══ Available data
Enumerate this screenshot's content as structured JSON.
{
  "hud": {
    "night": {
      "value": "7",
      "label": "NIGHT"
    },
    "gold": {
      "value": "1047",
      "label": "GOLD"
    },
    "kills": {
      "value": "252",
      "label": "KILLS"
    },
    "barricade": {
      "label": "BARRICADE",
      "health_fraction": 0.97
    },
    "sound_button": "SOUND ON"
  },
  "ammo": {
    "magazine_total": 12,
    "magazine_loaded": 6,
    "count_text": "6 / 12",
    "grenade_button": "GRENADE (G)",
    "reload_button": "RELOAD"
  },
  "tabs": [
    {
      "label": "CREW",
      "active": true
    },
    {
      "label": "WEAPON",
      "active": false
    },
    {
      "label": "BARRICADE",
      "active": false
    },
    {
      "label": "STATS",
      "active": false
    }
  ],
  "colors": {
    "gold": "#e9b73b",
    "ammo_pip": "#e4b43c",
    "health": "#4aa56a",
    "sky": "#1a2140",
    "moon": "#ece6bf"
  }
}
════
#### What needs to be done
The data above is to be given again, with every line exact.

#### Output below
Enumerate this screenshot's content as structured JSON.
{
  "hud": {
    "night": {
      "value": "7",
      "label": "NIGHT"
    },
    "gold": {
      "value": "1047",
      "label": "GOLD"
    },
    "kills": {
      "value": "252",
      "label": "KILLS"
    },
    "barricade": {
      "label": "BARRICADE",
      "health_fraction": 0.97
    },
    "sound_button": "SOUND ON"
  },
  "ammo": {
    "magazine_total": 12,
    "magazine_loaded": 6,
    "count_text": "6 / 12",
    "grenade_button": "GRENADE (G)",
    "reload_button": "RELOAD"
  },
  "tabs": [
    {
      "label": "CREW",
      "active": true
    },
    {
      "label": "WEAPON",
      "active": false
    },
    {
      "label": "BARRICADE",
      "active": false
    },
    {
      "label": "STATS",
      "active": false
    }
  ],
  "colors": {
    "gold": "#e9b73b",
    "ammo_pip": "#e4b43c",
    "health": "#4aa56a",
    "sky": "#1a2140",
    "moon": "#ece6bf"
  }
}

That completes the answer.